New Opportunities Brewing: Goat Coffee House in E.C. Sees Revolutionary Renovation, Plans For New Mural

owners Laura and Ryan Bembnister work to overcome challenges from the past year to create everyone’s favorite spot for a cup of coffee

Ron Davis


NEW VIEWS, NEW BREWS. The Goat Coffee House on Water Street recently underwent serious renovations to completely revitalize the interior and exterior of the popular coffee shop. (Photo by Ron Davis)
NEW VIEWS, NEW BREWS. The Goat Coffee House on Water Street recently underwent serious renovations to completely revitalize the interior and exterior of the popular coffee shop. (Photo by Ron Davis)

Just like businesses all around the world, The Goat Coffee House in Eau Claire has faced its share of challenges since March 2020, but owners Laura and Ryan Bembnister have not only tried to turn those challenges into opportunities, but have gained a new, richer appreciation for their place in the Eau Claire community.


“The news is we’re open,” Ryan said. “The Goat is a great place to study, a great place to have breakfast or lunch with some friends, a place to get away from everything. That’s why we did the new addition and moved things around, just to set it up so we’re accommodating to everyone. Regardless if you’re a student, retired, or whatever, you can come down and have a cup of coffee.”

The “main” Goat (their smaller Marshfield Clinic location is mostly take-out) has been doing business on Water Street for 17 years, first where El Patio is now and then for the last seven years further east across the street from The Pickle.

"Since we've just opened back up, we've just been overwhelmed. We learned it's not just us going to them, it's them coming to us." 

When most non-essential businesses shut their doors in March 2020 due to the pandemic, Ryan and Laura decided to have the front of the coffee shop renovated to provide a more modern-looking face and to create more room. They re-opened three months later, but by November, Ryan said, along with the continuing capacity restrictions the pandemic fostered, they didn’t feel “things were going in the right direction,” so they closed again and commissioned Market and Johnson to build an addition stretching out the back that would double their seating to 72 and give the whole business a facelift. The “new” Goat re-opened in February.

Future plans for The Goat on Water Street include erection of a three-panel, 15’ by 10’ mural on their east exterior wall. Again, due to complications created by the pandemic, it’s not clear when the mural will be completed, but Ryan indicated the theme will be “awareness,” emphasizing equality and compassion for others.

Back in operation, one challenge The Goat now faces is with the supply chain. “That’s where my wife and her intelligence come in,” Ryan said. “She’s very good at finding stuff.
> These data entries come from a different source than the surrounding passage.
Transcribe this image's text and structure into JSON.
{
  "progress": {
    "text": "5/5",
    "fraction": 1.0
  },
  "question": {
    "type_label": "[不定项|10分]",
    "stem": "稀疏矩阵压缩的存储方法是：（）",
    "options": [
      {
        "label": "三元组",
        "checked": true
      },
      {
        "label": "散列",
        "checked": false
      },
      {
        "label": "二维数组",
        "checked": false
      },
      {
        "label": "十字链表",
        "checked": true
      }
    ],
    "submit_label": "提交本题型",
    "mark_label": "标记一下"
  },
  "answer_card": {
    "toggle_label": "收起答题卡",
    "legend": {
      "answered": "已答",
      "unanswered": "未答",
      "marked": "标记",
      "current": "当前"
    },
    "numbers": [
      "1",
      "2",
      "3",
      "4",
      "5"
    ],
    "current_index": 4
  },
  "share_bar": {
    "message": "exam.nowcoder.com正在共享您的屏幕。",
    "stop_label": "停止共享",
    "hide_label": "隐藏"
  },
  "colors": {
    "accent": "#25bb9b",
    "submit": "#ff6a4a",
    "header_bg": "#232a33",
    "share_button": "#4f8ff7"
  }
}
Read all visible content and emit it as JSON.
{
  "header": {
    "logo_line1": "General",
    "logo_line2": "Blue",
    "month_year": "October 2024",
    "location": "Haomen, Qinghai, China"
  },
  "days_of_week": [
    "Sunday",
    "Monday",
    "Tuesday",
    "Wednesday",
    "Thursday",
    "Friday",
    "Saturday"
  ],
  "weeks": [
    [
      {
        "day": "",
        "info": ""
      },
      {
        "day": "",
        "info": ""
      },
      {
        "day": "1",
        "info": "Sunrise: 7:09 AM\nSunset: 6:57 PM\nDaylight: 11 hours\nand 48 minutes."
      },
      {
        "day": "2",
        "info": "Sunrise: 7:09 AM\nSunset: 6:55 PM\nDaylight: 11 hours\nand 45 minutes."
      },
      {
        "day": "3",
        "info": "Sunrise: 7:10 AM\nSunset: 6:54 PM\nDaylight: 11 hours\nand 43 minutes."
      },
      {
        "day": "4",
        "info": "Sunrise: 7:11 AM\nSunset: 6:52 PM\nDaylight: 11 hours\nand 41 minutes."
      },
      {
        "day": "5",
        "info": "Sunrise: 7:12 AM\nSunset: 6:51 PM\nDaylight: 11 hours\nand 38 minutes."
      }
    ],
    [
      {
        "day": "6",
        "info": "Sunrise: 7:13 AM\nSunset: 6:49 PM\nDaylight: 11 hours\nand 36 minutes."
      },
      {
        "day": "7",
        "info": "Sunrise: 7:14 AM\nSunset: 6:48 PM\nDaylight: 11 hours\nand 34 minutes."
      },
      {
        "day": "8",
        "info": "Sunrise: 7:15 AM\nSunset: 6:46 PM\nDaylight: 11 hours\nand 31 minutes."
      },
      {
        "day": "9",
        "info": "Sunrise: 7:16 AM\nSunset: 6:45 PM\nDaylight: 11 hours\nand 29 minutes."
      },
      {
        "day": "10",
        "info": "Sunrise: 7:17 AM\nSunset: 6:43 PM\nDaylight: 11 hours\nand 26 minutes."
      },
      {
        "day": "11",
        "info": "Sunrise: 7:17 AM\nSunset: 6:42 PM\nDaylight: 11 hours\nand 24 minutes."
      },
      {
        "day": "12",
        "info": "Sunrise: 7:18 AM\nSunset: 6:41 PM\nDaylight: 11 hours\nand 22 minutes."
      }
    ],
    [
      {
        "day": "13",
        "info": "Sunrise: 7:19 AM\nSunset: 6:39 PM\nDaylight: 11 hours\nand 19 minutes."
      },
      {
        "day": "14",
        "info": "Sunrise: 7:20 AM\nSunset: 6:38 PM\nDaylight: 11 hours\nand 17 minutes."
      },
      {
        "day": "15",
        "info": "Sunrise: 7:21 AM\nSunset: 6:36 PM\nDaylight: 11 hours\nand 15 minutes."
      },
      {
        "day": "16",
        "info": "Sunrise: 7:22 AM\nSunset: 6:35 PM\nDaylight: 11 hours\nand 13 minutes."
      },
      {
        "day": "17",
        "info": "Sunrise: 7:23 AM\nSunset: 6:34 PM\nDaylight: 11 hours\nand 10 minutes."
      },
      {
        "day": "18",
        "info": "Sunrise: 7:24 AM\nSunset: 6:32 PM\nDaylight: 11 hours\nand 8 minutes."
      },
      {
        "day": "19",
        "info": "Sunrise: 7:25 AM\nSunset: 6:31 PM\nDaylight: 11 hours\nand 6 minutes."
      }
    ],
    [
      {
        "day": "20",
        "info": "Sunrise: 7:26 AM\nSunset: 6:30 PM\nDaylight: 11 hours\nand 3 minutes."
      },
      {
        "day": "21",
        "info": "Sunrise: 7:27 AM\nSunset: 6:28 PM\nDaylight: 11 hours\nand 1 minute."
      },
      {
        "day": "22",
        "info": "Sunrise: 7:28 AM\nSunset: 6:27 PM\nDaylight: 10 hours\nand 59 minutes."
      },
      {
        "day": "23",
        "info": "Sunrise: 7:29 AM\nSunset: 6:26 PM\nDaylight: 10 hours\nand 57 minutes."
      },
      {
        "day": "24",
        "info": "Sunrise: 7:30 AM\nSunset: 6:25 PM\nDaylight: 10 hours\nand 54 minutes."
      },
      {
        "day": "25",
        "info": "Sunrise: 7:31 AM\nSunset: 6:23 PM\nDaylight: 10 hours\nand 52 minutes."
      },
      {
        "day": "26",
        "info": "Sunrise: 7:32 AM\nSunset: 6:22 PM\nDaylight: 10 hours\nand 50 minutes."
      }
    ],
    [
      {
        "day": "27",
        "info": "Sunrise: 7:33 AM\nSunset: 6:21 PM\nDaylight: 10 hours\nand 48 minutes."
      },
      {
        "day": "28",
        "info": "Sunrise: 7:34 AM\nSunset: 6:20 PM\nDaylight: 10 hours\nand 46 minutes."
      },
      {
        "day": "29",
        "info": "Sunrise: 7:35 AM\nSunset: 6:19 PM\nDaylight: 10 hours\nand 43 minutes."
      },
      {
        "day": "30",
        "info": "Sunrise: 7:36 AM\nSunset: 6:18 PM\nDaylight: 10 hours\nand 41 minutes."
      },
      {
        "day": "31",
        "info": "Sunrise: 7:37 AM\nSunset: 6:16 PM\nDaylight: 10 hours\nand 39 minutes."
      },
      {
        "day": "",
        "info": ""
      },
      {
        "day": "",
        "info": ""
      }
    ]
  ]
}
Obviously, the coffee industry took a hit, but we haven’t run too low. Paper products have been a problem, and weird stuff like chips – we can’t find chips! Luckily, we have been in business so long that we have many distributor contacts.”

Besides handling the logistics of the addition and remodeling, Laura does all the behind-the-scenes work of running a small business. “She’s the brains of the operation,” Ryan said. “I’m the floor guy.”

Though this has been a difficult stretch for The Goat, Ryan said it has taught him and Laura something very important. “We knew we had loyal customers, but we didn’t know how loyal they were, how appreciative they were of what we do here. Whether it was from the community or the university, there was an outcry when we shut down and e-gift cards were being bought. Laura was saying, ‘Gee, we’re selling gift cards every day, and we’re closed!’ When I asked who was buying them, Laura said they were all our regulars, helping us out, supporting us. And when we had just takeout, we had numerous regulars coming in to buy goodies for work or home, or lunch for their whole crew. What I learned was we had been doing the right things, but I guess we were doing them so right that the community wanted to support us. And since we’ve opened back up, we’ve just been overwhelmed. We learned it’s not just us going to them, it’s them coming to us.”

What makes The Goat so notable, you ask? Well, the answer is simple: their coffee. The Goat may be the only shop in the area that gets its coffee from Alakef, a small mom-and-pop roastery in Duluth. Ryan also noted they offer five coffees on a self-serve basis every day and will soon get back to six, including a variety of flavors, organics, and decaf. The Goat also features a small meeting room which can be closed off for groups, a few sidewalk tables, and quiet booth seating in the back.

One challenge The Goat has not had to face was staffing. Most of the 17 employees are college students, and Ryan noted there’s little turnover, with some employees staying at The Goat for their college career since it works well with their schedules and they like the friendly atmosphere.

“The two most important things here,” Ryan tells new hires, “are customers and coffee. When the coffee’s full and the customers are happy, we’re fine.”

The Goat Coffee House • 336 Water St., Eau Claire • (715) 831-4491 •